If this is your first viewing, please see my Introduction before reading this.
21 December. John Chapters 9-10
It is clear from these chapters that Jesus was not worried about causing divisions. In fact he seems to have regarded it as inevitable that his ministry would cause division, attracting some people and making enemies of others. Many (though not all) of the ordinary people believed in him, because they looked at his “works” (healing, teaching, feeding, showing love and compassion). Many (though not all) of the religious and political leaders became his enemies because they looked at how his actions fitted into their “laws” – or rather, did not fit. This is clear from the story of the blind man. What mattered to him and his friends was that he had been healed, and not surprisingly, worshiped the man who had healed him. What mattered to the Pharisees was that it had happened on a Sabbath. They would not have been surprised, for Jesus had healed on the Sabbath many times – they just could not get the point that healing should not be counted as “work”.
Laws, whether of religion or state (and in some societies, it amounts to the same thing), are a necessary construct for society to function. We all need to know what is expected of us. But no system of laws stays unchanged for ever – both religious and secular law changes in small ways all the time, and occasionally needs major reform.
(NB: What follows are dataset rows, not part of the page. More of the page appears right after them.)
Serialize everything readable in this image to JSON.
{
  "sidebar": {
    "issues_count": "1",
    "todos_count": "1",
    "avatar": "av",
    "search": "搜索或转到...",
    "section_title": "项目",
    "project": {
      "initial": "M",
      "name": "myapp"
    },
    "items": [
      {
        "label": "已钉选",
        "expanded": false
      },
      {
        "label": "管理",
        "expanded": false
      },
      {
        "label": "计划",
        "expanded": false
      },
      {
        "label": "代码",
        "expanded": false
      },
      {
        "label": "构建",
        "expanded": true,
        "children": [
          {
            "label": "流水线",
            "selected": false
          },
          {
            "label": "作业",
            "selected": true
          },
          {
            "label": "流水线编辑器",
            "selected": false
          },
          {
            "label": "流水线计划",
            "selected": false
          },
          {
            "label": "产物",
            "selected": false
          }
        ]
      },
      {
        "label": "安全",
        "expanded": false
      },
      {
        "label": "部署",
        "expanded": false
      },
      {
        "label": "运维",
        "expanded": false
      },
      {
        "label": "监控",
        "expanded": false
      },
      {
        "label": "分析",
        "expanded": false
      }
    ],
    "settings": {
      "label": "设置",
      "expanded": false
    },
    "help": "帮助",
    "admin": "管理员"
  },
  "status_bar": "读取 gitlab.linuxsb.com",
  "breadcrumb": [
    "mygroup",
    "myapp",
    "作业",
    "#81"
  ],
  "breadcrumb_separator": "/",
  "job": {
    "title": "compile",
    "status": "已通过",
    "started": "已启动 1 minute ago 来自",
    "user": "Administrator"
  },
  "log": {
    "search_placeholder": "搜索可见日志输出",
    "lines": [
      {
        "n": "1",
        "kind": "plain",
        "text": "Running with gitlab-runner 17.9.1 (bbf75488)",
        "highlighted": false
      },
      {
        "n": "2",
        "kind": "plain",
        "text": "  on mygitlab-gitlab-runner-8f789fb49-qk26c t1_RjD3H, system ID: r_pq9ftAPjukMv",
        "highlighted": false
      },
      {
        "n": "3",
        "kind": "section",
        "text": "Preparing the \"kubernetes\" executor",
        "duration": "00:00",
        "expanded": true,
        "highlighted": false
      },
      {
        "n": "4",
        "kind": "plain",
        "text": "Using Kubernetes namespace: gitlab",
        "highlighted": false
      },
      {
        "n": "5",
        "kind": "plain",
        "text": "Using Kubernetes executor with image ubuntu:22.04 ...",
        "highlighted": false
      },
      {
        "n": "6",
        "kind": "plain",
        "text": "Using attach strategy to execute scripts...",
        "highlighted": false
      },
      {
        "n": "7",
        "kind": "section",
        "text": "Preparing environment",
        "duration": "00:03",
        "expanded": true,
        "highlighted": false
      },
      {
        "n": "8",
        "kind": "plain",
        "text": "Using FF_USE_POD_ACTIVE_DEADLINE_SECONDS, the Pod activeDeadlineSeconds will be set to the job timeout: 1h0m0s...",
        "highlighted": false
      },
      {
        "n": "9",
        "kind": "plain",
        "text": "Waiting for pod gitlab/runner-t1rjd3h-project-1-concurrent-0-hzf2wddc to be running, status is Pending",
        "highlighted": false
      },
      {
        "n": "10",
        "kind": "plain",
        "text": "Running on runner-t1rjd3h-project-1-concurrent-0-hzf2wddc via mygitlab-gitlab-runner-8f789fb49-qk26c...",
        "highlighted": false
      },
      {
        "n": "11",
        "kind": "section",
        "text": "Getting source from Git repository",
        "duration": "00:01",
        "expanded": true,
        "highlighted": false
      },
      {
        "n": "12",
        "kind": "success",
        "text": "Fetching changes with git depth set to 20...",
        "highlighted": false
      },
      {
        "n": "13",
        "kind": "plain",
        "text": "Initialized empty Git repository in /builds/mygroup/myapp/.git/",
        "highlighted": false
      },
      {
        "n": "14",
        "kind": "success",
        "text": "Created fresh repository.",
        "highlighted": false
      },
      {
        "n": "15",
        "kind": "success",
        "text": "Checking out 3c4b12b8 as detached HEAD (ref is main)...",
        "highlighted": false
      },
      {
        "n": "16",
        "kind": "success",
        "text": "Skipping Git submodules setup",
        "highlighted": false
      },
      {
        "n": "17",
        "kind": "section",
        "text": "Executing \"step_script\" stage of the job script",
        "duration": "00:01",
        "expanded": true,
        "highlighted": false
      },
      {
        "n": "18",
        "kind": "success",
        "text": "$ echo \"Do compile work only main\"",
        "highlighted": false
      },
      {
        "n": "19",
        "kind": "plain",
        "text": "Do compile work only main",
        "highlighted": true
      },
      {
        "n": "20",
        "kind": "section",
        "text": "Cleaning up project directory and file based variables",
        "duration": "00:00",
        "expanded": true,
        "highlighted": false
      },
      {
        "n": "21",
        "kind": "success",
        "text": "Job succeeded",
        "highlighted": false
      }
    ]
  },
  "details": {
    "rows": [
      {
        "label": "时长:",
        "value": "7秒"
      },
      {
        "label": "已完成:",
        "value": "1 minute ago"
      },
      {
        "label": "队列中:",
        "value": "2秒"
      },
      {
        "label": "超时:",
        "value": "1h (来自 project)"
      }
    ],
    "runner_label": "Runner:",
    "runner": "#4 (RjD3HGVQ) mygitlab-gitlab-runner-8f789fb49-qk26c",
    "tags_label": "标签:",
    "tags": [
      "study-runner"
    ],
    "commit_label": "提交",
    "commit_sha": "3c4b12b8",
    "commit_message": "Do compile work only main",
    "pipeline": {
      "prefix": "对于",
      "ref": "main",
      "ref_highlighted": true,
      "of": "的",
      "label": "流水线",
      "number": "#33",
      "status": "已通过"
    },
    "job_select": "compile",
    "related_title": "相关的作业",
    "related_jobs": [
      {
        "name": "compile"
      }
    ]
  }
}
Like an earthquake zone, frequent small movements cause less damage than rare large ones. Jesus, when he was in Jerusalem, found himself in a fossilised religious environment that had not changed substantially for centuries – in fact, the layers of interpretation added to the original “laws of Moses” (intended originally for a desert people) had made them almost impossible to change. Jesus was the earthquake that was about to hit the Jewish religion in a devastating way, and the warning tremors had been happening for some time. Little wonder that on Good Friday, an earthquake was one of the signs that something very important was happening.
We see the same in the way people come to believe in Jesus today. He turns no-one away, not even people whose lives are already generally well-adjusted and people-centred. Such people may find faith in Jesus but their lives do not need to change very much. On the other hand there are those whose lives are totally broken, whether by disease, stress, guilt, addiction, or being victims of violence and persecution – or the cause of them. Such people, if they find Jesus and his accepting love and transforming forgiveness, are (in a very positive way) the ones caught up in an earthquake, as the tension that has built up in their lives is suddenly released. The metaphor of an earthquake may not be the best one – do tell me if you can think of a better one – but the point is, that whether your need is for another slight change in your life or a desperately overdue major one, Jesus will do it, if you let him. If you only have eyes to see.